– Materials: 3-foot length of cord with a small fixed loop on each end for each Scout
– Method: Each length of cord forms a pair of “handcuffs” by slipping a bight through the loop. Scouts form buddies, and one slips a hand through the sliding loop on each end of the cord, and the other slips one hand through one sliding loop, passes the free end behind their buddy’s cord and then slips their other hand through the other sliding loop of their own cord. In this way, both Scouts are “handcuffed” together. They must escape, but cannot untie the knots or slip either hand out of a loop.
– Solution: The trick to escaping is for one Scout to bend the middle of their cord and pass the bend behind one of their buddy’s sliding loops and over their buddy’s hand.
PUZZLING (small, in)
– Materials: large, unassembled jigsaw puzzle with pieces set out in a jumbled pile on a table.
– Method: Scouts work as a team to put the puzzle together. In the event the puzzle cannot be completed before it’s time for the opening ceremony, their progress should be carefully stored for continuation at a later date.
RING BALL (wide, in or out)
– Materials: playground ball
– Method: Scouts form a circle with one Scout who is “It” in the middle. Play is begun by passing the ball to a Scout other than “It”. The ball is passed around or across the circle from Scout to Scout, while the Scout who is “It” tries to intercept the ball and force it to touch the floor. If “It” can make the ball touch the floor, the Scout who last touched the ball before “It” did goes to the center and the game continues. It’s not enough to just touch the ball as it’s being passed around. “It” must actually make the ball hit the ground.
ROPE TOSS (wide, in or out)
– Materials: 40-50-foot lengths of 1/4-inch to 3/8-inch rope, sticks or other item to mark distances
– Method: As Scouts arrive, they take turns coiling and throwing the rope. A marker is placed on the ground to keep track of the longest tosses.
– Scoring: Some kind of prize is presented for the longest toss.
SIGNALING (wide, in or out)
– Materials: for each patrol: small flag to be used as a signal flag, two morse code references, paper and pencil

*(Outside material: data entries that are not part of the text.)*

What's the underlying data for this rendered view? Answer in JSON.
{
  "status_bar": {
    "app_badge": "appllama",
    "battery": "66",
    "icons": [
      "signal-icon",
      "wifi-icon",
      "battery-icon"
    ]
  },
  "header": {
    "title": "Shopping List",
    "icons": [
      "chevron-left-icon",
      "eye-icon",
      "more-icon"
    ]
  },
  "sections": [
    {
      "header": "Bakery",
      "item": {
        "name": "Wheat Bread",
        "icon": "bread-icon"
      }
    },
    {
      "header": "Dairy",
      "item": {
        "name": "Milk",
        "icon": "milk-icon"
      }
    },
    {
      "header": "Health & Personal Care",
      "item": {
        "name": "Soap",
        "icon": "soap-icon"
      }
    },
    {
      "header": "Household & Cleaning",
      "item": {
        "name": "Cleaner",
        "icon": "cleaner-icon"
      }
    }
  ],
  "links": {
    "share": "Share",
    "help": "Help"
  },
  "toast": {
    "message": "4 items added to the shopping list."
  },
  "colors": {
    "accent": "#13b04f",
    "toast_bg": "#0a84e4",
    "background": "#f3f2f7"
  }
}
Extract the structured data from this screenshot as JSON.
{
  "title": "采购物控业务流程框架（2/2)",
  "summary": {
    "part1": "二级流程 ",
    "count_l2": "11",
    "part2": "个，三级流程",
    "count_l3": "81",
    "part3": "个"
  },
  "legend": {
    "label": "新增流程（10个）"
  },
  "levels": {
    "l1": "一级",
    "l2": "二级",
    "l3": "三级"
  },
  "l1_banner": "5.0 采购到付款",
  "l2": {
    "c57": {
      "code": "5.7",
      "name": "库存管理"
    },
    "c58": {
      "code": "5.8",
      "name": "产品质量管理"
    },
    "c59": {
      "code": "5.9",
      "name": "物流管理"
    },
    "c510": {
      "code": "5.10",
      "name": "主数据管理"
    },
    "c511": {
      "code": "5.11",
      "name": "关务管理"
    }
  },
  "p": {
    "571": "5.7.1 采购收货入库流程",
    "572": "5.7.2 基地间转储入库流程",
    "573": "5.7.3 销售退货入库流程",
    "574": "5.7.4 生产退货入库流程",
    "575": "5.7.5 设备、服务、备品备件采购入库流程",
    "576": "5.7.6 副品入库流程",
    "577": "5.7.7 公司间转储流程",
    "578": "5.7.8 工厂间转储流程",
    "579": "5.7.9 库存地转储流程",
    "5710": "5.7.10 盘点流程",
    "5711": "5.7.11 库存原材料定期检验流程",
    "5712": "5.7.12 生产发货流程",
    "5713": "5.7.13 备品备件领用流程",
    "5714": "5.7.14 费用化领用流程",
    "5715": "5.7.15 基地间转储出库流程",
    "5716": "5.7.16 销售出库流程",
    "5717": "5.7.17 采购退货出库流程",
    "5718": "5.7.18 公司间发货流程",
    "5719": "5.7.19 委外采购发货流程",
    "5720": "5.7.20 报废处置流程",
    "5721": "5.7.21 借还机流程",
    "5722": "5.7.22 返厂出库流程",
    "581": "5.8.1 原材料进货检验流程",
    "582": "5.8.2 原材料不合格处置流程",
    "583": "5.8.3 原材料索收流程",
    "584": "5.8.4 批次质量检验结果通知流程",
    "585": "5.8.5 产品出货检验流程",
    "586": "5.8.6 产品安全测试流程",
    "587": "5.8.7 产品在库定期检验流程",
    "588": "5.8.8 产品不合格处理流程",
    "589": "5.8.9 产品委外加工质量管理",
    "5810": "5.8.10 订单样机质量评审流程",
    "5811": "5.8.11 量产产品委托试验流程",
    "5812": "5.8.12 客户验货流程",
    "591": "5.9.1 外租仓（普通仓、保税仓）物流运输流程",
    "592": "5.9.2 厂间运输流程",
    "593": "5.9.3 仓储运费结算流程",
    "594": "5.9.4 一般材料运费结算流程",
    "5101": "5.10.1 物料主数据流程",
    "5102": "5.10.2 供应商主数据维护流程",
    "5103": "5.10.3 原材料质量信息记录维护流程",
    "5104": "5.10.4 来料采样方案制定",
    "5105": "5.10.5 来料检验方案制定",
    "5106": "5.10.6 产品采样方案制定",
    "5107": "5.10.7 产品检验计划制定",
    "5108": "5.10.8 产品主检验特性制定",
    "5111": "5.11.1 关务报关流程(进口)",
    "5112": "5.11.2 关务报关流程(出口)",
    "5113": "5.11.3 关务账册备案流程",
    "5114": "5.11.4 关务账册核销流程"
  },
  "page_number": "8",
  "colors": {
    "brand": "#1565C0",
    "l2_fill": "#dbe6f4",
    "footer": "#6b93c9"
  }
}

– Method: Two Scouts from each patrol, serving as the senders, are stationed a fair distance away from the rest of the patrol, so they and the patrol are out of ear shot. The senders are given a short message to send that can be already written in morse code, or can be written in letters of the alphabet along with a morse code reference. The patrol has a blank paper, a pencil, and there own morse code reference for recording the message that will be sent.
– When all are in position and ready, one sender uses the flag to send each letter of the message in morse code by wig-wagging. The flag held up straight and tall = the start of a letter. A swipe to the right = a dot. A swipe to the left = a dash. The flag swished downward = the end of the word. The other sender dictates to the Scout with the flag. They obviously need to communicate and cooperate with one another.
– The patrol needs record on their paper the dots and dashes being sent. Afterwards, they can refer to their reference sheet to decipher the message.
– Scoring: The first patrol to correctly decipher the message, wins.
– Variation Send the message in the dark using flashlights.
THREE-LEG COMPASS WALK (wide, out)
– Materials: for each Scout, a compass, an individually wrapped piece of candy
– Method: In a large outdoor area, the piece of candy is placed on the ground. Standing where the candy lies, the Scout sets their compass at 360º, faces north, and walks for 50 paces following that bearing. Next, they set their compass for 120º, face that bearing and take another 50 paces. Finally, they set their compass for 240º, face that bearing, and again taks 50 paces. When they’re done, if they’re five feet from the piece of candy, they can pick it up, put it in their pocket, or eat it.
– Note: Ideally, the candy will be placed on grass or other terrain so the Scout can’t spot it until they’re finished the last leg of the triangle.
– Variation: The Scout chooses their own bearings, adding 120º to the first and second as they go.